My patron saint is St. Maria Goretti. Her story is beautiful and very famous in the Catholic world. An eleven-year-old girl is stabbed fourteen times in the stomach and chest defending her purity AND the purity of her would-be rapist. As she lies dying in the hospital, she tells the priest that she forgives her murderer and wants him to be with her in heaven. How incredible. The problem is, for a while, I actually prayed for martyrdom. I prayed that God would let me show my love for Him through some dramatic act of witness.
Then I listened to this song, and the lyrics really opened something inside of me:
“If it weren’t for all my sins and wounds and weakness, then You wouldn’t have married me upon the Cross.”
You guys, God isn’t asking me to be St. Maria Goretti or Agnes or Lucy or any other. He’s asking me to be Katy, and right now, I don’t fully know what that entails. I just have to trust God, swallow my pride, let go of the desire for my own personal glory, and accept that God’s calling me to serve Him in my own unique way.
I’m going to close with a simple but powerful quote from Mother Teresa:
“Not all of us can do great things. But we can do small things with great love.”
I’m writing you a letter from the front pew.
The people around me are crying.
I look at them,
and I wonder whether I should be crying, too.
Everyone expects me to be the one girl
monopolizing the Kleenex box
as she tries to write a coherent, cohesive letter
to a friend who changed her life,
a tear-stained, tell-all, pour-your-heart-out letter
saying everything I never told you.
But mostly, just to say “Thank you.”
I think my dry eyes are a product
of my belief that,
at any given moment,
we’ll all turn to see your smiling face,
hear your every-bit-as-smiling voice,
and dry our eyes.
That’s just the effect you’ve always had on people,
And now I’ve joined the weeping bunch,
because I’m remembering.
I know that voice, I’ve seen that smile,
I remember your scent
and the exact tightness of your hugs.
I was thirteen when I met you.
You were sitting in a canvas chair,
you wore a bandana
because you didn’t have hair.
I was skinny and pale and depressed,
I’d barely left my room in months.
But when I talked to you,
I somehow knew
that at least one person cared.
Claudia, you said
how amazed you were
to see the changes in me.
I saw them, too,
and I saw that you had hair now.
Dark, thick curls like mine.
I thanked God—

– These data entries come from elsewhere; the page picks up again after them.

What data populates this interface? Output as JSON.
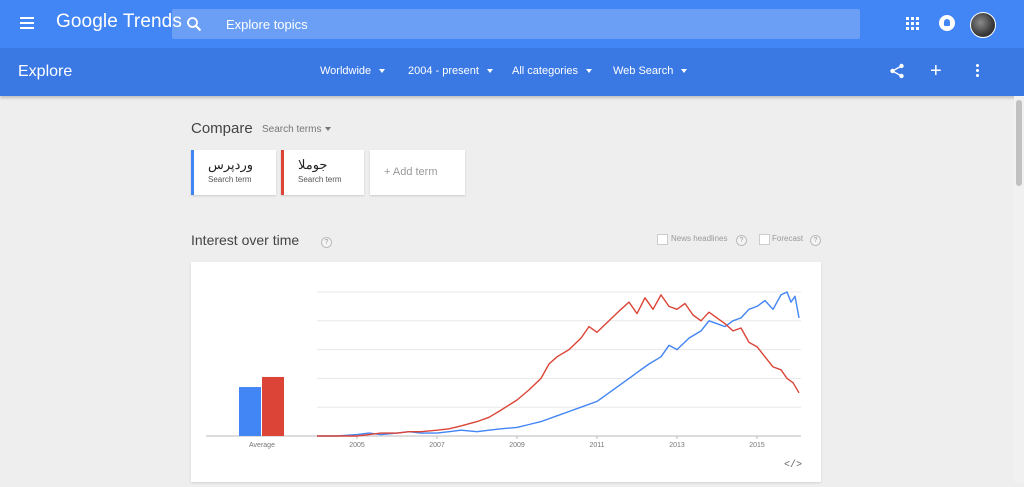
{
  "header": {
    "brand": "Google Trends",
    "search_placeholder": "Explore topics"
  },
  "subbar": {
    "title": "Explore",
    "filters": [
      "Worldwide",
      "2004 - present",
      "All categories",
      "Web Search"
    ]
  },
  "compare": {
    "label": "Compare",
    "mode": "Search terms",
    "terms": [
      {
        "name": "وردپرس",
        "sub": "Search term",
        "color": "#4285f4"
      },
      {
        "name": "جوملا",
        "sub": "Search term",
        "color": "#db4437"
      }
    ],
    "add_label": "+ Add term"
  },
  "interest": {
    "title": "Interest over time",
    "news_headlines": "News headlines",
    "forecast": "Forecast",
    "embed": "</>"
  },
  "chart_data": {
    "type": "line",
    "average_label": "Average",
    "averages": [
      {
        "name": "وردپرس",
        "value": 34,
        "color": "#4285f4"
      },
      {
        "name": "جوملا",
        "value": 41,
        "color": "#db4437"
      }
    ],
    "x_ticks": [
      "2005",
      "2007",
      "2009",
      "2011",
      "2013",
      "2015"
    ],
    "xlim": [
      2004,
      2016.1
    ],
    "ylim": [
      0,
      100
    ],
    "grid": true,
    "series": [
      {
        "name": "وردپرس",
        "color": "#4285f4",
        "points": [
          [
            2004.0,
            0
          ],
          [
            2004.5,
            0
          ],
          [
            2005.0,
            1
          ],
          [
            2005.3,
            2
          ],
          [
            2005.6,
            1
          ],
          [
            2006.0,
            2
          ],
          [
            2006.3,
            3
          ],
          [
            2006.6,
            2
          ],
          [
            2007.0,
            2
          ],
          [
            2007.3,
            3
          ],
          [
            2007.6,
            4
          ],
          [
            2008.0,
            3
          ],
          [
            2008.3,
            4
          ],
          [
            2008.6,
            5
          ],
          [
            2009.0,
            6
          ],
          [
            2009.3,
            8
          ],
          [
            2009.6,
            10
          ],
          [
            2010.0,
            14
          ],
          [
            2010.3,
            17
          ],
          [
            2010.6,
            20
          ],
          [
            2011.0,
            24
          ],
          [
            2011.3,
            30
          ],
          [
            2011.6,
            36
          ],
          [
            2011.8,
            40
          ],
          [
            2012.0,
            44
          ],
          [
            2012.3,
            50
          ],
          [
            2012.6,
            55
          ],
          [
            2012.8,
            63
          ],
          [
            2013.0,
            60
          ],
          [
            2013.3,
            68
          ],
          [
            2013.6,
            73
          ],
          [
            2013.8,
            80
          ],
          [
            2014.0,
            78
          ],
          [
            2014.2,
            76
          ],
          [
            2014.4,
            80
          ],
          [
            2014.6,
            82
          ],
          [
            2014.8,
            88
          ],
          [
            2015.0,
            90
          ],
          [
            2015.2,
            94
          ],
          [
            2015.4,
            88
          ],
          [
            2015.6,
            98
          ],
          [
            2015.75,
            100
          ],
          [
            2015.85,
            93
          ],
          [
            2015.95,
            97
          ],
          [
            2016.05,
            82
          ]
        ]
      },
      {
        "name": "جوملا",
        "color": "#db4437",
        "points": [
          [
            2004.0,
            0
          ],
          [
            2004.5,
            0
          ],
          [
            2005.0,
            0
          ],
          [
            2005.3,
            1
          ],
          [
            2005.6,
            2
          ],
          [
            2006.0,
            2
          ],
          [
            2006.3,
            3
          ],
          [
            2006.6,
            3
          ],
          [
            2007.0,
            4
          ],
          [
            2007.3,
            5
          ],
          [
            2007.6,
            7
          ],
          [
            2008.0,
            10
          ],
          [
            2008.3,
            13
          ],
          [
            2008.6,
            18
          ],
          [
            2009.0,
            25
          ],
          [
            2009.3,
            32
          ],
          [
            2009.6,
            40
          ],
          [
            2009.8,
            50
          ],
          [
            2010.0,
            55
          ],
          [
            2010.3,
            60
          ],
          [
            2010.6,
            68
          ],
          [
            2010.8,
            76
          ],
          [
            2011.0,
            72
          ],
          [
            2011.3,
            80
          ],
          [
            2011.6,
            88
          ],
          [
            2011.8,
            93
          ],
          [
            2012.0,
            85
          ],
          [
            2012.2,
            96
          ],
          [
            2012.4,
            88
          ],
          [
            2012.6,
            98
          ],
          [
            2012.8,
            90
          ],
          [
            2013.0,
            88
          ],
          [
            2013.2,
            92
          ],
          [
            2013.4,
            84
          ],
          [
            2013.6,
            80
          ],
          [
            2013.8,
            86
          ],
          [
            2014.0,
            82
          ],
          [
            2014.2,
            78
          ],
          [
            2014.4,
            73
          ],
          [
            2014.6,
            75
          ],
          [
            2014.8,
            65
          ],
          [
            2015.0,
            62
          ],
          [
            2015.2,
            55
          ],
          [
            2015.4,
            48
          ],
          [
            2015.6,
            46
          ],
          [
            2015.75,
            40
          ],
          [
            2015.9,
            37
          ],
          [
            2016.05,
            30
          ]
        ]
      }
    ]
  }
}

—something I had started doing more often lately.
I really was different.
I never saw you lose your hair again.
I don’t even remember the last time I saw you.
I never told you that you saved me,
but you didn’t care whose handiwork it was:
you were just happy to see me happy,
and that made me happy to know you.
I think that’s why,
at your Mass,
I’m more grateful for you
than sad about missing you.
How on earth can I keep myself from getting angry and spiteful and fired up when I come across blogs like this? It’s really, really difficult. Like, really. I think Catholic hate from other self-professed Christians upsets me even more than hardcore atheists attacking religion as a whole. I just can’t help but feel like, just maybe, running a “Christian” hate blog about Catholicism and Islam isn’t all that Christlike. Correct me if I’m wrong.
I don’t think Jesus cries tears of joy in heaven every time one of His disciples verbally attacks another. I just can’t really see that happening. I mean, I know that we Catholics have done our share of casting stones, but even the one true Church—especially the one true Church—has to realize that we are first and foremost the hands and feet of Christ. People who don’t know Christ can only come to know Him through His Body on earth.
Getting into a religious flame war with the Christian Spook guy might feel satisfying, but in the end, it’s not about what I want. This is not about me. This is about the God I serve. If I’m truly His hands and feet, I have to swallow my pride, the part of me that wants to lash out. I have to act like Christ, not like Katy. That’s what I’m trying to do these days.
- Let’s stop grave robbing for Christ (melwild.wordpress.com)